Excerpted data Start Marker

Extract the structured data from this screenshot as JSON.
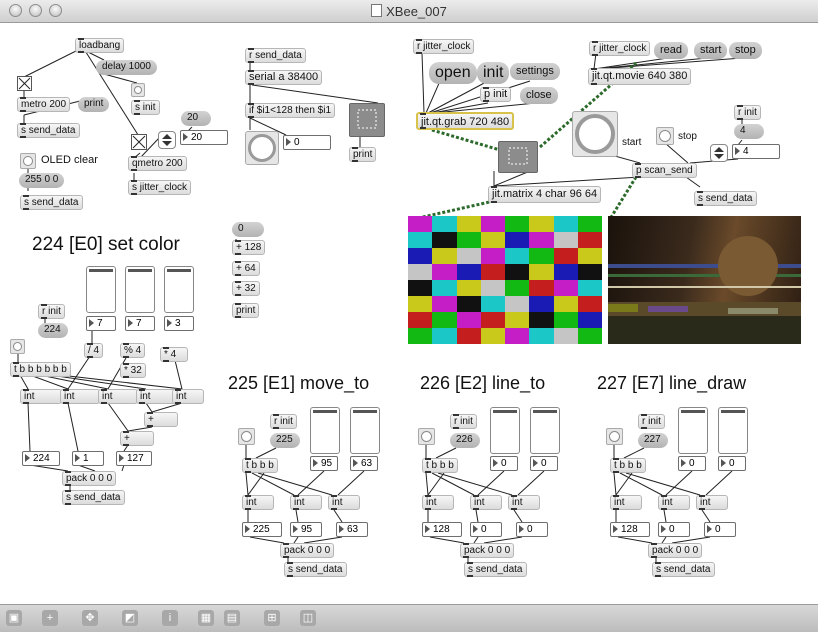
{
  "window": {
    "title": "XBee_007"
  },
  "objects": {
    "loadbang": "loadbang",
    "delay": "delay 1000",
    "metro": "metro 200",
    "print1": "print",
    "s_send1": "s send_data",
    "s_init": "s init",
    "oled": "OLED clear",
    "msg255": "255 0 0",
    "s_send2": "s send_data",
    "qmetro": "qmetro 200",
    "s_jitter": "s jitter_clock",
    "num20a": "20",
    "num20b": "20",
    "r_send_data": "r send_data",
    "serial": "serial a 38400",
    "ifexpr": "if $i1<128 then $i1",
    "num0a": "0",
    "print2": "print",
    "msg0": "0",
    "plus128": "+ 128",
    "plus64": "+ 64",
    "plus32": "+ 32",
    "print3": "print",
    "r_jitter1": "r jitter_clock",
    "open": "open",
    "init": "init",
    "settings": "settings",
    "p_init": "p init",
    "close": "close",
    "grab": "jit.qt.grab 720 480",
    "r_jitter2": "r jitter_clock",
    "read": "read",
    "start": "start",
    "stop": "stop",
    "movie": "jit.qt.movie 640 380",
    "start_label": "start",
    "stop_label": "stop",
    "r_init1": "r init",
    "num4a": "4",
    "num4b": "4",
    "scan_send": "p scan_send",
    "s_send3": "s send_data",
    "matrix": "jit.matrix 4 char 96 64"
  },
  "sections": {
    "set_color": {
      "heading": "224 [E0] set color",
      "r_init": "r init",
      "code": "224",
      "tbbbbbb": "t b b b b b b",
      "sliders": [
        "7",
        "7",
        "3"
      ],
      "ops": [
        "/ 4",
        "% 4",
        "* 32",
        "* 4",
        "+",
        "+"
      ],
      "ints": [
        "int",
        "int",
        "int",
        "int",
        "int"
      ],
      "outs": [
        "224",
        "1",
        "127"
      ],
      "pack": "pack 0 0 0",
      "send": "s send_data"
    },
    "move_to": {
      "heading": "225 [E1] move_to",
      "r_init": "r init",
      "code": "225",
      "tb": "t b b b",
      "sliders": [
        "95",
        "63"
      ],
      "ints": [
        "int",
        "int",
        "int"
      ],
      "outs": [
        "225",
        "95",
        "63"
      ],
      "pack": "pack 0 0 0",
      "send": "s send_data"
    },
    "line_to": {
      "heading": "226 [E2] line_to",
      "r_init": "r init",
      "code": "226",
      "tb": "t b b b",
      "sliders": [
        "0",
        "0"
      ],
      "ints": [
        "int",
        "int",
        "int"
      ],
      "outs": [
        "128",
        "0",
        "0"
      ],
      "pack": "pack 0 0 0",
      "send": "s send_data"
    },
    "line_draw": {
      "heading": "227 [E7] line_draw",
      "r_init": "r init",
      "code": "227",
      "tb": "t b b b",
      "sliders": [
        "0",
        "0"
      ],
      "ints": [
        "int",
        "int",
        "int"
      ],
      "outs": [
        "128",
        "0",
        "0"
      ],
      "pack": "pack 0 0 0",
      "send": "s send_data"
    }
  },
  "matrix_colors": [
    [
      "#c61ec6",
      "#1bc7c7",
      "#c9c91c",
      "#c61ec6",
      "#12b912",
      "#c9c91c",
      "#1bc7c7",
      "#12b912"
    ],
    [
      "#1bc7c7",
      "#111111",
      "#12b912",
      "#c9c91c",
      "#1a1ab5",
      "#c61ec6",
      "#c5c5c5",
      "#c41e1e"
    ],
    [
      "#1a1ab5",
      "#c9c91c",
      "#c5c5c5",
      "#c61ec6",
      "#1bc7c7",
      "#12b912",
      "#c41e1e",
      "#c9c91c"
    ],
    [
      "#c5c5c5",
      "#c61ec6",
      "#1a1ab5",
      "#c41e1e",
      "#111111",
      "#c9c91c",
      "#1a1ab5",
      "#111111"
    ],
    [
      "#111111",
      "#1bc7c7",
      "#c9c91c",
      "#c5c5c5",
      "#12b912",
      "#c41e1e",
      "#c61ec6",
      "#1bc7c7"
    ],
    [
      "#c9c91c",
      "#c61ec6",
      "#111111",
      "#1bc7c7",
      "#c5c5c5",
      "#1a1ab5",
      "#c9c91c",
      "#c41e1e"
    ],
    [
      "#c41e1e",
      "#12b912",
      "#c61ec6",
      "#c41e1e",
      "#c9c91c",
      "#111111",
      "#12b912",
      "#1a1ab5"
    ],
    [
      "#12b912",
      "#1bc7c7",
      "#c41e1e",
      "#c9c91c",
      "#c61ec6",
      "#1bc7c7",
      "#c5c5c5",
      "#12b912"
    ]
  ],
  "toolbar": {
    "icons": [
      "lock-icon",
      "add-object-icon",
      "move-icon",
      "presentation-icon",
      "info-icon",
      "grid-icon",
      "layers-icon",
      "snap-icon",
      "split-icon"
    ]
  }
}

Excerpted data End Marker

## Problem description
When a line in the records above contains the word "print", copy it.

## Exercise result
    "print1": "print",
    "print2": "print",
    "print3": "print",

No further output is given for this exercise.